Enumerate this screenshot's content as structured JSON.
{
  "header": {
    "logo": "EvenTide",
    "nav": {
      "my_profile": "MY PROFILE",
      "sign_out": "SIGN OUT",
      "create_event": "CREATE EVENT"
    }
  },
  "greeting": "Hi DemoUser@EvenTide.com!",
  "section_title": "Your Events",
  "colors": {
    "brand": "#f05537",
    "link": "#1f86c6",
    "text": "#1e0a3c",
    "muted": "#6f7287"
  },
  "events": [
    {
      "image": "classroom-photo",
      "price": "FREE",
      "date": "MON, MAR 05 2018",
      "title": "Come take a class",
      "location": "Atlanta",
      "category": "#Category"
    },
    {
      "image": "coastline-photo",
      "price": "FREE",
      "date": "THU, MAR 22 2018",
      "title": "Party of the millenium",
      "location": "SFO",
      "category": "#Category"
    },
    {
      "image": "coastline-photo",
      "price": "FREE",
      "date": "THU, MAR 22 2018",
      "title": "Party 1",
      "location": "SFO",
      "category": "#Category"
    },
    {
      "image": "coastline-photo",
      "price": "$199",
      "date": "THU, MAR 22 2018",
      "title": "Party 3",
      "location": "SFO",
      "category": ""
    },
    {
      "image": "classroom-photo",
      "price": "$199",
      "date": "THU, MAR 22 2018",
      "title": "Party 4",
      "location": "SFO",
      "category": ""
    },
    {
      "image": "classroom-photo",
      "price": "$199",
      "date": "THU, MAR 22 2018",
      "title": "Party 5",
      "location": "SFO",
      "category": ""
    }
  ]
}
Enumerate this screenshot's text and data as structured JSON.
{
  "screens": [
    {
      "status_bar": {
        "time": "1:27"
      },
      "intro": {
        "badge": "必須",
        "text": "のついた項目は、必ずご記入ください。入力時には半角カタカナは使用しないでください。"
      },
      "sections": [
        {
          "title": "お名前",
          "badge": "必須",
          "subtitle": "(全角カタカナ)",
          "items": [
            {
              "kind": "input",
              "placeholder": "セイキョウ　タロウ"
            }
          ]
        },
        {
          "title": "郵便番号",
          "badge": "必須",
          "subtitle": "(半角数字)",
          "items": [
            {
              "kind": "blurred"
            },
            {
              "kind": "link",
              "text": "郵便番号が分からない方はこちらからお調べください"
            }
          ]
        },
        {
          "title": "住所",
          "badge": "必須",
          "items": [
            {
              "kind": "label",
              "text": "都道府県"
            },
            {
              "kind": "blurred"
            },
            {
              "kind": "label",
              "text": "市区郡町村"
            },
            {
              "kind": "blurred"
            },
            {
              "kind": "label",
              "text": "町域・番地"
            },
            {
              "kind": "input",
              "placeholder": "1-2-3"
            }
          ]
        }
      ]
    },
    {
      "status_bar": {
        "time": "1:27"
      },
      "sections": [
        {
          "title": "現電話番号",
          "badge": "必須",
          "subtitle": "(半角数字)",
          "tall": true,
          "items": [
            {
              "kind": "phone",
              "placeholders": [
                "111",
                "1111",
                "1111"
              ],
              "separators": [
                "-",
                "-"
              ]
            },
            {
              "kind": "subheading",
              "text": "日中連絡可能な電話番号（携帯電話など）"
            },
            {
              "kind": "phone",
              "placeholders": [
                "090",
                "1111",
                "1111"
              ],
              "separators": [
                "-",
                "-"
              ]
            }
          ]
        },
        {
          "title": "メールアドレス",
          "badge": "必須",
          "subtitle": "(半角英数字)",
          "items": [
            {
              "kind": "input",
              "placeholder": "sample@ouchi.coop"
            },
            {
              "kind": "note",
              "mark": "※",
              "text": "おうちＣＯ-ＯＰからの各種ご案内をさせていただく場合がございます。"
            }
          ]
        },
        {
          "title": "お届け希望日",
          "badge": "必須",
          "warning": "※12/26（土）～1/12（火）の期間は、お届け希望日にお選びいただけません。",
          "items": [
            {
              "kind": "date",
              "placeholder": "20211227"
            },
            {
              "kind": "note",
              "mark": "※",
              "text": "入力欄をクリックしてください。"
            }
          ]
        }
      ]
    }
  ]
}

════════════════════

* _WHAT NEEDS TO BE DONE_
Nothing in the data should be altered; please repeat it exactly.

* _RESPONSE FOR THIS EXERCISE_
Enumerate this screenshot's content as structured JSON.
{
  "header": {
    "logo": "EvenTide",
    "nav": {
      "my_profile": "MY PROFILE",
      "sign_out": "SIGN OUT",
      "create_event": "CREATE EVENT"
    }
  },
  "greeting": "Hi DemoUser@EvenTide.com!",
  "section_title": "Your Events",
  "colors": {
    "brand": "#f05537",
    "link": "#1f86c6",
    "text": "#1e0a3c",
    "muted": "#6f7287"
  },
  "events": [
    {
      "image": "classroom-photo",
      "price": "FREE",
      "date": "MON, MAR 05 2018",
      "title": "Come take a class",
      "location": "Atlanta",
      "category": "#Category"
    },
    {
      "image": "coastline-photo",
      "price": "FREE",
      "date": "THU, MAR 22 2018",
      "title": "Party of the millenium",
      "location": "SFO",
      "category": "#Category"
    },
    {
      "image": "coastline-photo",
      "price": "FREE",
      "date": "THU, MAR 22 2018",
      "title": "Party 1",
      "location": "SFO",
      "category": "#Category"
    },
    {
      "image": "coastline-photo",
      "price": "$199",
      "date": "THU, MAR 22 2018",
      "title": "Party 3",
      "location": "SFO",
      "category": ""
    },
    {
      "image": "classroom-photo",
      "price": "$199",
      "date": "THU, MAR 22 2018",
      "title": "Party 4",
      "location": "SFO",
      "category": ""
    },
    {
      "image": "classroom-photo",
      "price": "$199",
      "date": "THU, MAR 22 2018",
      "title": "Party 5",
      "location": "SFO",
      "category": ""
    }
  ]
}
Enumerate this screenshot's text and data as structured JSON.
{
  "screens": [
    {
      "status_bar": {
        "time": "1:27"
      },
      "intro": {
        "badge": "必須",
        "text": "のついた項目は、必ずご記入ください。入力時には半角カタカナは使用しないでください。"
      },
      "sections": [
        {
          "title": "お名前",
          "badge": "必須",
          "subtitle": "(全角カタカナ)",
          "items": [
            {
              "kind": "input",
              "placeholder": "セイキョウ　タロウ"
            }
          ]
        },
        {
          "title": "郵便番号",
          "badge": "必須",
          "subtitle": "(半角数字)",
          "items": [
            {
              "kind": "blurred"
            },
            {
              "kind": "link",
              "text": "郵便番号が分からない方はこちらからお調べください"
            }
          ]
        },
        {
          "title": "住所",
          "badge": "必須",
          "items": [
            {
              "kind": "label",
              "text": "都道府県"
            },
            {
              "kind": "blurred"
            },
            {
              "kind": "label",
              "text": "市区郡町村"
            },
            {
              "kind": "blurred"
            },
            {
              "kind": "label",
              "text": "町域・番地"
            },
            {
              "kind": "input",
              "placeholder": "1-2-3"
            }
          ]
        }
      ]
    },
    {
      "status_bar": {
        "time": "1:27"
      },
      "sections": [
        {
          "title": "現電話番号",
          "badge": "必須",
          "subtitle": "(半角数字)",
          "tall": true,
          "items": [
            {
              "kind": "phone",
              "placeholders": [
                "111",
                "1111",
                "1111"
              ],
              "separators": [
                "-",
                "-"
              ]
            },
            {
              "kind": "subheading",
              "text": "日中連絡可能な電話番号（携帯電話など）"
            },
            {
              "kind": "phone",
              "placeholders": [
                "090",
                "1111",
                "1111"
              ],
              "separators": [
                "-",
                "-"
              ]
            }
          ]
        },
        {
          "title": "メールアドレス",
          "badge": "必須",
          "subtitle": "(半角英数字)",
          "items": [
            {
              "kind": "input",
              "placeholder": "sample@ouchi.coop"
            },
            {
              "kind": "note",
              "mark": "※",
              "text": "おうちＣＯ-ＯＰからの各種ご案内をさせていただく場合がございます。"
            }
          ]
        },
        {
          "title": "お届け希望日",
          "badge": "必須",
          "warning": "※12/26（土）～1/12（火）の期間は、お届け希望日にお選びいただけません。",
          "items": [
            {
              "kind": "date",
              "placeholder": "20211227"
            },
            {
              "kind": "note",
              "mark": "※",
              "text": "入力欄をクリックしてください。"
            }
          ]
        }
      ]
    }
  ]
}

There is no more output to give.